*What the task asks*. Word for word, repeat each line of the listing below.

== Data records ==

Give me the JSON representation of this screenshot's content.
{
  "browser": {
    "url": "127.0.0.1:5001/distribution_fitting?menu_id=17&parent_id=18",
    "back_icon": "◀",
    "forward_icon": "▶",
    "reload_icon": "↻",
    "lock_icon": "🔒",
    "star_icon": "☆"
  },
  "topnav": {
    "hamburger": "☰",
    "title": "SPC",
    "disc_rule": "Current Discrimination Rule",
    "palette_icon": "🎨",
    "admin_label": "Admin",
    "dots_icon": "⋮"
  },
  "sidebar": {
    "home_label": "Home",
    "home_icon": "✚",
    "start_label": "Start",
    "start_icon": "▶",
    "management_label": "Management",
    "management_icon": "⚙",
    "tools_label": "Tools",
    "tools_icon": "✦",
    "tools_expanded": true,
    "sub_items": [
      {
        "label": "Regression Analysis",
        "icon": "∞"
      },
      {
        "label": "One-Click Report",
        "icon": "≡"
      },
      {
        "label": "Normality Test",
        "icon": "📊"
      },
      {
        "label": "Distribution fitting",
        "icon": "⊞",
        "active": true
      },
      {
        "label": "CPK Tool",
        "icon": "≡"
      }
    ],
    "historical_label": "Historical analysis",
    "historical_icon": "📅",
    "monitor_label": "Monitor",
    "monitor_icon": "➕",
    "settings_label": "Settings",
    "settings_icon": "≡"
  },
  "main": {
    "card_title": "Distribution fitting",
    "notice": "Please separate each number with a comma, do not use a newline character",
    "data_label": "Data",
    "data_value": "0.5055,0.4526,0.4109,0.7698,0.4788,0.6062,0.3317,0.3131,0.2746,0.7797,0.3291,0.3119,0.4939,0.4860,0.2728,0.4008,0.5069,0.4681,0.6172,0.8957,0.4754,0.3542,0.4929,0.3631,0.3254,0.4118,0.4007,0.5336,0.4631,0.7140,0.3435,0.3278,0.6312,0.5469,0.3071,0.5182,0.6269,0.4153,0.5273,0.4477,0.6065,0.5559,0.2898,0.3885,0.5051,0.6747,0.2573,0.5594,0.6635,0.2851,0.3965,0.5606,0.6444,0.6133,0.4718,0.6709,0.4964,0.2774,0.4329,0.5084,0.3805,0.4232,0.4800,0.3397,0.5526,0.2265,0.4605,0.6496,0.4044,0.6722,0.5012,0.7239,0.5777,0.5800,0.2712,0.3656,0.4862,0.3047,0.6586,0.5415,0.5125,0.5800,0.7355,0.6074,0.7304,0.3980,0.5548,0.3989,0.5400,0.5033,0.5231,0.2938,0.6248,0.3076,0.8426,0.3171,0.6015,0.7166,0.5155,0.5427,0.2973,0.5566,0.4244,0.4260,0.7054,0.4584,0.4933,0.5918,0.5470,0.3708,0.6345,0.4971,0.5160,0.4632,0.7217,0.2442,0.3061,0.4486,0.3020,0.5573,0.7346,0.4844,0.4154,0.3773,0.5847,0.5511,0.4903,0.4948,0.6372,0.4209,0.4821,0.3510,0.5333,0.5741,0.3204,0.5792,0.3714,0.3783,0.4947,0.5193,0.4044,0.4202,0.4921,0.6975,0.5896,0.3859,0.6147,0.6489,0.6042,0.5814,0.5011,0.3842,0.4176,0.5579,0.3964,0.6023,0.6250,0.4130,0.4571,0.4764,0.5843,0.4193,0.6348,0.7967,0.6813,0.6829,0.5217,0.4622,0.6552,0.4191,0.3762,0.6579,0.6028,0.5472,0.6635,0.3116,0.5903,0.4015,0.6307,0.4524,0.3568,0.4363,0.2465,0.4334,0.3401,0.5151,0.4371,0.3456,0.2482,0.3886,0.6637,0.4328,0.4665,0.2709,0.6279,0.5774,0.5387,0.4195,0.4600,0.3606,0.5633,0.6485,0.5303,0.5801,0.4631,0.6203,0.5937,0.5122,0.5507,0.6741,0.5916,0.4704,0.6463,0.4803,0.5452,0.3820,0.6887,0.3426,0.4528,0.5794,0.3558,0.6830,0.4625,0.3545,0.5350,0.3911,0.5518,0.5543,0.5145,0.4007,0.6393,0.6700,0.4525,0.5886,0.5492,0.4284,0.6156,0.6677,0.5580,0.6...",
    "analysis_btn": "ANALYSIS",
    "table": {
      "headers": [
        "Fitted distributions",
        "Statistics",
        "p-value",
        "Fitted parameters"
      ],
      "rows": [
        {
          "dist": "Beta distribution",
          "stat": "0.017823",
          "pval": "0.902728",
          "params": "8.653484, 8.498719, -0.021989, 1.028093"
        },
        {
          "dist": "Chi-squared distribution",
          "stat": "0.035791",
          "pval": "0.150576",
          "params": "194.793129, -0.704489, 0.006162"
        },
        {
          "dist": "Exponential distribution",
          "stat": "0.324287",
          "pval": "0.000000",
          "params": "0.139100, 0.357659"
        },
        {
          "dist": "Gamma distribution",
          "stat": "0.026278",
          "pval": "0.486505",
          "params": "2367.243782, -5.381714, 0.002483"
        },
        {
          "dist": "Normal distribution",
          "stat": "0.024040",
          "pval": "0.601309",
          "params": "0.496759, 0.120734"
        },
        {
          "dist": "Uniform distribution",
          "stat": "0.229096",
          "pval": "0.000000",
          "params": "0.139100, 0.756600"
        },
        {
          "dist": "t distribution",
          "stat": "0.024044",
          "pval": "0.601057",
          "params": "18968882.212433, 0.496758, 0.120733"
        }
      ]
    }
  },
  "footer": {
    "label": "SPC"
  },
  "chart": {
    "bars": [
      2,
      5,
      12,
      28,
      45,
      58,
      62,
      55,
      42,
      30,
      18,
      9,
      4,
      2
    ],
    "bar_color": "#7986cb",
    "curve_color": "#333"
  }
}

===

*Written solution*.
Give me the JSON representation of this screenshot's content.
{
  "browser": {
    "url": "127.0.0.1:5001/distribution_fitting?menu_id=17&parent_id=18",
    "back_icon": "◀",
    "forward_icon": "▶",
    "reload_icon": "↻",
    "lock_icon": "🔒",
    "star_icon": "☆"
  },
  "topnav": {
    "hamburger": "☰",
    "title": "SPC",
    "disc_rule": "Current Discrimination Rule",
    "palette_icon": "🎨",
    "admin_label": "Admin",
    "dots_icon": "⋮"
  },
  "sidebar": {
    "home_label": "Home",
    "home_icon": "✚",
    "start_label": "Start",
    "start_icon": "▶",
    "management_label": "Management",
    "management_icon": "⚙",
    "tools_label": "Tools",
    "tools_icon": "✦",
    "tools_expanded": true,
    "sub_items": [
      {
        "label": "Regression Analysis",
        "icon": "∞"
      },
      {
        "label": "One-Click Report",
        "icon": "≡"
      },
      {
        "label": "Normality Test",
        "icon": "📊"
      },
      {
        "label": "Distribution fitting",
        "icon": "⊞",
        "active": true
      },
      {
        "label": "CPK Tool",
        "icon": "≡"
      }
    ],
    "historical_label": "Historical analysis",
    "historical_icon": "📅",
    "monitor_label": "Monitor",
    "monitor_icon": "➕",
    "settings_label": "Settings",
    "settings_icon": "≡"
  },
  "main": {
    "card_title": "Distribution fitting",
    "notice": "Please separate each number with a comma, do not use a newline character",
    "data_label": "Data",
    "data_value": "0.5055,0.4526,0.4109,0.7698,0.4788,0.6062,0.3317,0.3131,0.2746,0.7797,0.3291,0.3119,0.4939,0.4860,0.2728,0.4008,0.5069,0.4681,0.6172,0.8957,0.4754,0.3542,0.4929,0.3631,0.3254,0.4118,0.4007,0.5336,0.4631,0.7140,0.3435,0.3278,0.6312,0.5469,0.3071,0.5182,0.6269,0.4153,0.5273,0.4477,0.6065,0.5559,0.2898,0.3885,0.5051,0.6747,0.2573,0.5594,0.6635,0.2851,0.3965,0.5606,0.6444,0.6133,0.4718,0.6709,0.4964,0.2774,0.4329,0.5084,0.3805,0.4232,0.4800,0.3397,0.5526,0.2265,0.4605,0.6496,0.4044,0.6722,0.5012,0.7239,0.5777,0.5800,0.2712,0.3656,0.4862,0.3047,0.6586,0.5415,0.5125,0.5800,0.7355,0.6074,0.7304,0.3980,0.5548,0.3989,0.5400,0.5033,0.5231,0.2938,0.6248,0.3076,0.8426,0.3171,0.6015,0.7166,0.5155,0.5427,0.2973,0.5566,0.4244,0.4260,0.7054,0.4584,0.4933,0.5918,0.5470,0.3708,0.6345,0.4971,0.5160,0.4632,0.7217,0.2442,0.3061,0.4486,0.3020,0.5573,0.7346,0.4844,0.4154,0.3773,0.5847,0.5511,0.4903,0.4948,0.6372,0.4209,0.4821,0.3510,0.5333,0.5741,0.3204,0.5792,0.3714,0.3783,0.4947,0.5193,0.4044,0.4202,0.4921,0.6975,0.5896,0.3859,0.6147,0.6489,0.6042,0.5814,0.5011,0.3842,0.4176,0.5579,0.3964,0.6023,0.6250,0.4130,0.4571,0.4764,0.5843,0.4193,0.6348,0.7967,0.6813,0.6829,0.5217,0.4622,0.6552,0.4191,0.3762,0.6579,0.6028,0.5472,0.6635,0.3116,0.5903,0.4015,0.6307,0.4524,0.3568,0.4363,0.2465,0.4334,0.3401,0.5151,0.4371,0.3456,0.2482,0.3886,0.6637,0.4328,0.4665,0.2709,0.6279,0.5774,0.5387,0.4195,0.4600,0.3606,0.5633,0.6485,0.5303,0.5801,0.4631,0.6203,0.5937,0.5122,0.5507,0.6741,0.5916,0.4704,0.6463,0.4803,0.5452,0.3820,0.6887,0.3426,0.4528,0.5794,0.3558,0.6830,0.4625,0.3545,0.5350,0.3911,0.5518,0.5543,0.5145,0.4007,0.6393,0.6700,0.4525,0.5886,0.5492,0.4284,0.6156,0.6677,0.5580,0.6...",
    "analysis_btn": "ANALYSIS",
    "table": {
      "headers": [
        "Fitted distributions",
        "Statistics",
        "p-value",
        "Fitted parameters"
      ],
      "rows": [
        {
          "dist": "Beta distribution",
          "stat": "0.017823",
          "pval": "0.902728",
          "params": "8.653484, 8.498719, -0.021989, 1.028093"
        },
        {
          "dist": "Chi-squared distribution",
          "stat": "0.035791",
          "pval": "0.150576",
          "params": "194.793129, -0.704489, 0.006162"
        },
        {
          "dist": "Exponential distribution",
          "stat": "0.324287",
          "pval": "0.000000",
          "params": "0.139100, 0.357659"
        },
        {
          "dist": "Gamma distribution",
          "stat": "0.026278",
          "pval": "0.486505",
          "params": "2367.243782, -5.381714, 0.002483"
        },
        {
          "dist": "Normal distribution",
          "stat": "0.024040",
          "pval": "0.601309",
          "params": "0.496759, 0.120734"
        },
        {
          "dist": "Uniform distribution",
          "stat": "0.229096",
          "pval": "0.000000",
          "params": "0.139100, 0.756600"
        },
        {
          "dist": "t distribution",
          "stat": "0.024044",
          "pval": "0.601057",
          "params": "18968882.212433, 0.496758, 0.120733"
        }
      ]
    }
  },
  "footer": {
    "label": "SPC"
  },
  "chart": {
    "bars": [
      2,
      5,
      12,
      28,
      45,
      58,
      62,
      55,
      42,
      30,
      18,
      9,
      4,
      2
    ],
    "bar_color": "#7986cb",
    "curve_color": "#333"
  }
}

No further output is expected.